Problems are erupting all over. NIL was mandated by the courts and there is no structure to deal with it. The major conferences have every incentive to split away from the rest of D-1. No one has even begun to address NIL and Title IX and enforcement, on the most basic level, has broken down. When UNC can walk away from years of academic fraud and Kansas can win a basketball championship despite being involved in the Adidas scandal up to its little birdy eyeball, something has really gone wrong.

There are enormous challenges for the next president and frankly, an organization that gave Emmert an extension despite his obvious incompetence...well, it doesn’t really seem like a visionary group.

And at this point, it needs to be, or at least whoever is running the search needs to be. The next president will need to be someone who is not just visionary but pragmatic, flexible and diplomatic.

Elon Musk is going to be busy for the near future so he’s out and he’s not particularly diplomatic anyway. Beyond that? We can think of a few candidates.

  • Barack Obama. He’s a huge sports fan and obviously has executive experience. He’s probably bored too.
  • Mike Krzyzewski. He wouldn’t take this on at 75, but he has the communication and organizational skills to push things in the right direction. We’d try hard to involve him in the search process.
  • Adam Silver. There’s no particular reason why he would take on this big headache, but he’s shown that he can challenge inertia and shake things up in interesting ways. We’d ask and then ask who he would recommend.
  • Mark Cuban. Again, not a serious candidate but who knows? He might like the challenge and he has a long track record of innovation and pushing boundaries.
  • Ivy League Commissioner Robin Green. She has NCAA experience, she’s smart and has been a solid leader for the Ivy League. It would be a smart start for addressing equity concerns too.
  • Pac-12 Commissioner George Kliavkoff. He was a very interesting hire for the PAC-12, coming as he did from the entertainment world. He’d probably be a better choice than another college president.
  • Jay Bilas. Perhaps the most prominent and consistent NCAA critic, Bilas is smart, has superb communication skills and without question has moved the conversation about the future of the NCAA immensely. We don’t know if he has the organizational skills to take this on, but he’d be a fascinating choice. And unlike Emmert, he’d know if he had failed and should step aside.

Most of our suggestions come from the basketball world because we know those people best but there’s no need to limit it obviously. We were joking about Musk of course, but there are plenty of talented men and women in the business world who could approach the NCAA with fresh eyes. And we realize that football will drive most of this.

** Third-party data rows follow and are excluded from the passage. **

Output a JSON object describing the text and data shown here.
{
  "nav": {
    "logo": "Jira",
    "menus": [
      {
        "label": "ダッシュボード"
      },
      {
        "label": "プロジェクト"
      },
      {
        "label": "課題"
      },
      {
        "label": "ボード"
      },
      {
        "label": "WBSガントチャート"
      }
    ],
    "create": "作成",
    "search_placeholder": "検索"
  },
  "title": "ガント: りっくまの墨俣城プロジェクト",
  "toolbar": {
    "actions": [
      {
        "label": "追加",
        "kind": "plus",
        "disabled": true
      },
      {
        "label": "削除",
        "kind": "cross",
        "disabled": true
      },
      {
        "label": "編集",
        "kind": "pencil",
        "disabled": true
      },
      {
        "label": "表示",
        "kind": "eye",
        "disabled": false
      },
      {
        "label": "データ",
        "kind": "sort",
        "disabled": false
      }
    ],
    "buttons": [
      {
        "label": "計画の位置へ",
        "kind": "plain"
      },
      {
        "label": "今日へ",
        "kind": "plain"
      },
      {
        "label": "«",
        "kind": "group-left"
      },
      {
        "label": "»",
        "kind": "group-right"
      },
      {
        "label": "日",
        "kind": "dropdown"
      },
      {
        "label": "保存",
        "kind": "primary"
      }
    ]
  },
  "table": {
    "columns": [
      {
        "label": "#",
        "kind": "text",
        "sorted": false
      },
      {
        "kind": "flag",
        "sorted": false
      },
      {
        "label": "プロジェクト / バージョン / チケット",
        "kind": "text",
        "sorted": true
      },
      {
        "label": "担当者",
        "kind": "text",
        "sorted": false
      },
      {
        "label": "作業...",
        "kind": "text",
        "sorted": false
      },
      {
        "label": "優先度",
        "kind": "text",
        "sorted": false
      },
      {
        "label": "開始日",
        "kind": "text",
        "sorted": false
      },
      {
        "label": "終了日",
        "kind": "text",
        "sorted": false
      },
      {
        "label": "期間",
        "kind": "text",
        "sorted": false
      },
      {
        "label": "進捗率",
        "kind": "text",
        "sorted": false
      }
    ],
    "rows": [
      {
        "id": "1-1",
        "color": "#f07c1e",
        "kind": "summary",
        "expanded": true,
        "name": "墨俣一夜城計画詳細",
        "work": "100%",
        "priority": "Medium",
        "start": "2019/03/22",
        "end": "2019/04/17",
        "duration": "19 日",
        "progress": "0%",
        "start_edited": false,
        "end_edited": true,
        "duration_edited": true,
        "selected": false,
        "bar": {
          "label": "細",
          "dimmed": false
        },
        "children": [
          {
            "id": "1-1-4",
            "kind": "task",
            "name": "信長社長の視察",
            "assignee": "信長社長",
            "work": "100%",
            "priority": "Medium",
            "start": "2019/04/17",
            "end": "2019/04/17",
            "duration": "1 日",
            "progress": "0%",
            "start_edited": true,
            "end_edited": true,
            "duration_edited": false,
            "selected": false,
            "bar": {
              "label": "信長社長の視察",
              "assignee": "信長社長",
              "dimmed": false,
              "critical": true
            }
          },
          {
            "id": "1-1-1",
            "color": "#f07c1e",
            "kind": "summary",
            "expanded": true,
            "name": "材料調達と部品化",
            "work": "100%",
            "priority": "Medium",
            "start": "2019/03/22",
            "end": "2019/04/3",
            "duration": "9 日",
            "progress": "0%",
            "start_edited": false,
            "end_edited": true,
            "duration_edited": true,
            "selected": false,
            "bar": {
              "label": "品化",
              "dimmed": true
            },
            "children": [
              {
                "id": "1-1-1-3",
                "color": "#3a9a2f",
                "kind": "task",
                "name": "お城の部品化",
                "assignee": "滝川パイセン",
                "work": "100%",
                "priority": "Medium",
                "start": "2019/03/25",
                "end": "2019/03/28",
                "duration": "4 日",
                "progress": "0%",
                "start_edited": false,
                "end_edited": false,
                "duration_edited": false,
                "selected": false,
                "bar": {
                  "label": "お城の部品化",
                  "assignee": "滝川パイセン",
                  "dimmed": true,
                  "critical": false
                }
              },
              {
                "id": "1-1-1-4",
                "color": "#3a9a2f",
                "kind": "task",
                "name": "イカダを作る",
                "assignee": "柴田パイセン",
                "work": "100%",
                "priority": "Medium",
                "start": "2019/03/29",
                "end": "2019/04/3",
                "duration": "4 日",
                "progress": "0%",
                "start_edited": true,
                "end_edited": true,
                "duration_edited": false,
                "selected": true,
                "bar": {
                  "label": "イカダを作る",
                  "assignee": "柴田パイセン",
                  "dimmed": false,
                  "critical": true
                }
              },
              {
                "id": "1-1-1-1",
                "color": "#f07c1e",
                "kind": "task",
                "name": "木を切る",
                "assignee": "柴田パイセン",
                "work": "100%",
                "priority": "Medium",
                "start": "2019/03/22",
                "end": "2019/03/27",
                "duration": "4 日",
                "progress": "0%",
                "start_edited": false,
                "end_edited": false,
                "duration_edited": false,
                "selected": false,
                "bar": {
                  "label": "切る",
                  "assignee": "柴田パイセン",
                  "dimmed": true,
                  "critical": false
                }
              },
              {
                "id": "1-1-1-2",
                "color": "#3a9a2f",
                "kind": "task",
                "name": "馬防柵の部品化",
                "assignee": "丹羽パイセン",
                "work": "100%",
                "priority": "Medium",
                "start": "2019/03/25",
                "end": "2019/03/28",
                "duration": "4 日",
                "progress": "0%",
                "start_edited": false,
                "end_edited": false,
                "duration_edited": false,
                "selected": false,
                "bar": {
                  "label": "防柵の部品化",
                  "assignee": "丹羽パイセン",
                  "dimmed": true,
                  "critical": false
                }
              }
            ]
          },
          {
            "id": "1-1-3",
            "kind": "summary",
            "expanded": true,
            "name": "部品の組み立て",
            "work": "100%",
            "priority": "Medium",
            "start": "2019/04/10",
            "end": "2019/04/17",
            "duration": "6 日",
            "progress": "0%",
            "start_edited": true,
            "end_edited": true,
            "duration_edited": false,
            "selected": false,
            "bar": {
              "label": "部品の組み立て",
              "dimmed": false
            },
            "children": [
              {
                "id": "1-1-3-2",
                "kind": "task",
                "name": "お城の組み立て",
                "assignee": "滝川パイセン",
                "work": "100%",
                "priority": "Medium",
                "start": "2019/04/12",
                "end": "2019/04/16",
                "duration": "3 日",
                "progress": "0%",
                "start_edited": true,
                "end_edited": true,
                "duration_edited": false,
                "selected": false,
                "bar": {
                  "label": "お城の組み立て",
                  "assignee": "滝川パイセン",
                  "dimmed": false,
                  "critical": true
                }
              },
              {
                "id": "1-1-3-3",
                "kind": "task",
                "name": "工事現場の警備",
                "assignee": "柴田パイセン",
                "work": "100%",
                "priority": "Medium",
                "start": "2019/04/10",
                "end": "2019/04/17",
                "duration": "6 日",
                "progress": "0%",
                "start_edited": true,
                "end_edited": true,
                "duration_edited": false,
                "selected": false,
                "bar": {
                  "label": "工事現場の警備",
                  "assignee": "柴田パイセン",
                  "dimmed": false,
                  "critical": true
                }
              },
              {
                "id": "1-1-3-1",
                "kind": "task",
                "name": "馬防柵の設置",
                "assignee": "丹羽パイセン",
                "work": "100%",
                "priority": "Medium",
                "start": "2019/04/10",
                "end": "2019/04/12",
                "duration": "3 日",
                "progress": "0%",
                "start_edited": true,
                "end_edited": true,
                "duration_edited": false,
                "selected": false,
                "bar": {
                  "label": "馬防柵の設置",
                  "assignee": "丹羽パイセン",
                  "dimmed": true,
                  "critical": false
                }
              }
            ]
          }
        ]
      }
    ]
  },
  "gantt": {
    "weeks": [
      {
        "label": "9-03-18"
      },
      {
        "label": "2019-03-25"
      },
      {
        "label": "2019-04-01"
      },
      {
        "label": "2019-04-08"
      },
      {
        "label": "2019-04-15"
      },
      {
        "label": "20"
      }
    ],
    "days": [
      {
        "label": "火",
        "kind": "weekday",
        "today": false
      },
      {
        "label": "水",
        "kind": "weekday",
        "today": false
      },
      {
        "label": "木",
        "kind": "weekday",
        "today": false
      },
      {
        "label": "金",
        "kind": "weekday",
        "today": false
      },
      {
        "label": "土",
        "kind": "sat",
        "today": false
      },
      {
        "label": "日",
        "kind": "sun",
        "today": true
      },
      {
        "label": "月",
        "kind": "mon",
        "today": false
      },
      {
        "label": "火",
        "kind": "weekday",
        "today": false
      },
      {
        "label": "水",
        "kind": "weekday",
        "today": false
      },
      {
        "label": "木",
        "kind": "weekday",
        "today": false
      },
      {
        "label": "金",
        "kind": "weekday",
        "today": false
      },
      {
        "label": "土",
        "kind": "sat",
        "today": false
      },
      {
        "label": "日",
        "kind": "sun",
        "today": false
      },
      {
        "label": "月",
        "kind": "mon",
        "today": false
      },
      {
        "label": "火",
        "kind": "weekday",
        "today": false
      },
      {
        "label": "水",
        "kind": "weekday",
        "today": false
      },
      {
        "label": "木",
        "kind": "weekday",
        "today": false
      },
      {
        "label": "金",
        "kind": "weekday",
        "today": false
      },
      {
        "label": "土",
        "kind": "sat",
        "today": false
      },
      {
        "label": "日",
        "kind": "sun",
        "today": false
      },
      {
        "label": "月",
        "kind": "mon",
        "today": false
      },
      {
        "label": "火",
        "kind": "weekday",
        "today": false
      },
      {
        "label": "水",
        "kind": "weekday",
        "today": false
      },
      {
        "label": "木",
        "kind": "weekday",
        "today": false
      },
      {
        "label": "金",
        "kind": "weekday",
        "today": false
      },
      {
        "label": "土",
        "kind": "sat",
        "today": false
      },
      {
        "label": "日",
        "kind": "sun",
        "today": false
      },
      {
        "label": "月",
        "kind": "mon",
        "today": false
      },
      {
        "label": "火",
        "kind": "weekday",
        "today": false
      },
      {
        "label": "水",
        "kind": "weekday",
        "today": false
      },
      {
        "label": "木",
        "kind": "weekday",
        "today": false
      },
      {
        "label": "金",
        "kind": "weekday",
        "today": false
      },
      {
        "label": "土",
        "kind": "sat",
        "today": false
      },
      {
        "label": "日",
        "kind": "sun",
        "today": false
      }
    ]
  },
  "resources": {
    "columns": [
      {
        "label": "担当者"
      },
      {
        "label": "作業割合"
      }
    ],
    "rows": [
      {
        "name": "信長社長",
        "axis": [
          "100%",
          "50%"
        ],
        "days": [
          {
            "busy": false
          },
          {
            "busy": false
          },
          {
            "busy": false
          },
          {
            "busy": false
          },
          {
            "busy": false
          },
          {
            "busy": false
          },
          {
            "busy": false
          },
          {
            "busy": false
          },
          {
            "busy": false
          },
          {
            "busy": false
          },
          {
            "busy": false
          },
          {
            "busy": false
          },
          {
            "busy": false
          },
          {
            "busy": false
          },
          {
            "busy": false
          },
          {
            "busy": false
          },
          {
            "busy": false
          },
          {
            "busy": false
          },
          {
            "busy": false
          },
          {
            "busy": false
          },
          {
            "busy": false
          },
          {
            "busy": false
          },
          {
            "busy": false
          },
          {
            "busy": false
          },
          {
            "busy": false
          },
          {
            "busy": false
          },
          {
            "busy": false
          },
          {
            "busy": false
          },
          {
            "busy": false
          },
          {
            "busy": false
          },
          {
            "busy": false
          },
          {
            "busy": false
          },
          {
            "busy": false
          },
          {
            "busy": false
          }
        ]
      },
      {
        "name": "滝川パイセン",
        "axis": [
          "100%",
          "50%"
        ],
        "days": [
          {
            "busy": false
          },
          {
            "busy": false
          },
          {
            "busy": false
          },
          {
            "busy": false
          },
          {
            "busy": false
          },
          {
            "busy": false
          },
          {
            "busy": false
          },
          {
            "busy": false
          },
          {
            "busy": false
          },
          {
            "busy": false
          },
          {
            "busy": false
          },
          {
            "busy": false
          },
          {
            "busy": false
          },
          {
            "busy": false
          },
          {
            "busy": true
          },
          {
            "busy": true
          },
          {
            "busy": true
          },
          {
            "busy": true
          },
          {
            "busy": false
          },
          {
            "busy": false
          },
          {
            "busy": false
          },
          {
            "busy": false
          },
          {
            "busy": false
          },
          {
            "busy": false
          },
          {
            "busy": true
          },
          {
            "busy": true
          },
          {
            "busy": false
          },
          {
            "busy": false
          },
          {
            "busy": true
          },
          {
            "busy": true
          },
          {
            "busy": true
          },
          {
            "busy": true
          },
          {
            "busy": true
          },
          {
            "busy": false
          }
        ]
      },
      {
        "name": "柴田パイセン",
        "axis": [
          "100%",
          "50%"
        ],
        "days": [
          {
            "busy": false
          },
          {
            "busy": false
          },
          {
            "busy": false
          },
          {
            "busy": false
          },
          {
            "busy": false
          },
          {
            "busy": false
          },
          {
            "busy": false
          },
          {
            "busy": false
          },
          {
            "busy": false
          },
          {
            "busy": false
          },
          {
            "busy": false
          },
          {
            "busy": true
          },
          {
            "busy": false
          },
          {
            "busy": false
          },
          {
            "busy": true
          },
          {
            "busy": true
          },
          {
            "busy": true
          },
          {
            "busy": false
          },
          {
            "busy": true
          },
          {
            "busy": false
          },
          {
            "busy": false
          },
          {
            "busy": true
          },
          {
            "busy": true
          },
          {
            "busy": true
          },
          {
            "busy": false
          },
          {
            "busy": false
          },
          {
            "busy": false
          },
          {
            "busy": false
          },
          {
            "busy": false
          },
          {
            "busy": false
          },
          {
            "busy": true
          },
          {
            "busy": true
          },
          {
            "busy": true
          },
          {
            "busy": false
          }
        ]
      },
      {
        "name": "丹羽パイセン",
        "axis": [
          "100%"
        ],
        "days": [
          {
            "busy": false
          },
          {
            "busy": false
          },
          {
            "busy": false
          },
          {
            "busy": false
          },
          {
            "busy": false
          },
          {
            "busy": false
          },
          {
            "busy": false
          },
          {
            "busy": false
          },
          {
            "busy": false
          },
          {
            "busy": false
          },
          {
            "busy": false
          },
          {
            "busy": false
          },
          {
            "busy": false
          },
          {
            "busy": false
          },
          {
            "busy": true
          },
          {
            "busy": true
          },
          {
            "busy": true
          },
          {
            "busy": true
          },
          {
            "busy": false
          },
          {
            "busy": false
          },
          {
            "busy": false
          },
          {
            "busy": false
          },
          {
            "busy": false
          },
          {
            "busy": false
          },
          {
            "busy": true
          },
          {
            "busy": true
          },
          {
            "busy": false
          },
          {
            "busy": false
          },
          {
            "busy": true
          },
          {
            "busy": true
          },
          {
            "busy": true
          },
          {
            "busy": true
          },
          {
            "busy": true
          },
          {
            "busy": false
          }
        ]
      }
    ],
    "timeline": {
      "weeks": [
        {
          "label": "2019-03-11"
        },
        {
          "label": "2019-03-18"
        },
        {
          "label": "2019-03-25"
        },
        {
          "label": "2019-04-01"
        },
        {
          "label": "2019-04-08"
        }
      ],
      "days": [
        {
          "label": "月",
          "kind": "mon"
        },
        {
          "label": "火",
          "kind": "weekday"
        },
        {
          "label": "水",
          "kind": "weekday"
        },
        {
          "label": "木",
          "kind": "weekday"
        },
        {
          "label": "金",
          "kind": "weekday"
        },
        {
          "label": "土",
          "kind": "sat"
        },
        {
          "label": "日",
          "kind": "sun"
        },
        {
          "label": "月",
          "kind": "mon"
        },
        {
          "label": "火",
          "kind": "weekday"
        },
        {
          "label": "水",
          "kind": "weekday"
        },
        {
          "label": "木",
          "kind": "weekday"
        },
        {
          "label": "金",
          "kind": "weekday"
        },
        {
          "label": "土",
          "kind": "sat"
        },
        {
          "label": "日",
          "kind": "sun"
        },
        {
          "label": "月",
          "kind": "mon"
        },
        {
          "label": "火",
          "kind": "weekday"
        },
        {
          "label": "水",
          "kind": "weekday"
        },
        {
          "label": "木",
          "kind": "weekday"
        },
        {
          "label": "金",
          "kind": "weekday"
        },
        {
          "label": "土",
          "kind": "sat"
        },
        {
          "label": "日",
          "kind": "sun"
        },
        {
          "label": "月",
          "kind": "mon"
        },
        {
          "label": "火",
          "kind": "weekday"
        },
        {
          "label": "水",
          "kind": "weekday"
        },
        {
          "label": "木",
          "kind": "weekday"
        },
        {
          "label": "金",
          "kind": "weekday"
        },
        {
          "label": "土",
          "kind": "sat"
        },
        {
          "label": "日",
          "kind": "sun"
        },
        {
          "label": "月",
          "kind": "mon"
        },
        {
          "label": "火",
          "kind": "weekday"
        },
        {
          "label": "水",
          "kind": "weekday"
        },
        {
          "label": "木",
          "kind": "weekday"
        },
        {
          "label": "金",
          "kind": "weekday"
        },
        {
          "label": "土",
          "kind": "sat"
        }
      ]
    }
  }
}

The question is who seriously believes they could succeed. It may be that the best move is to blow it all up and start over.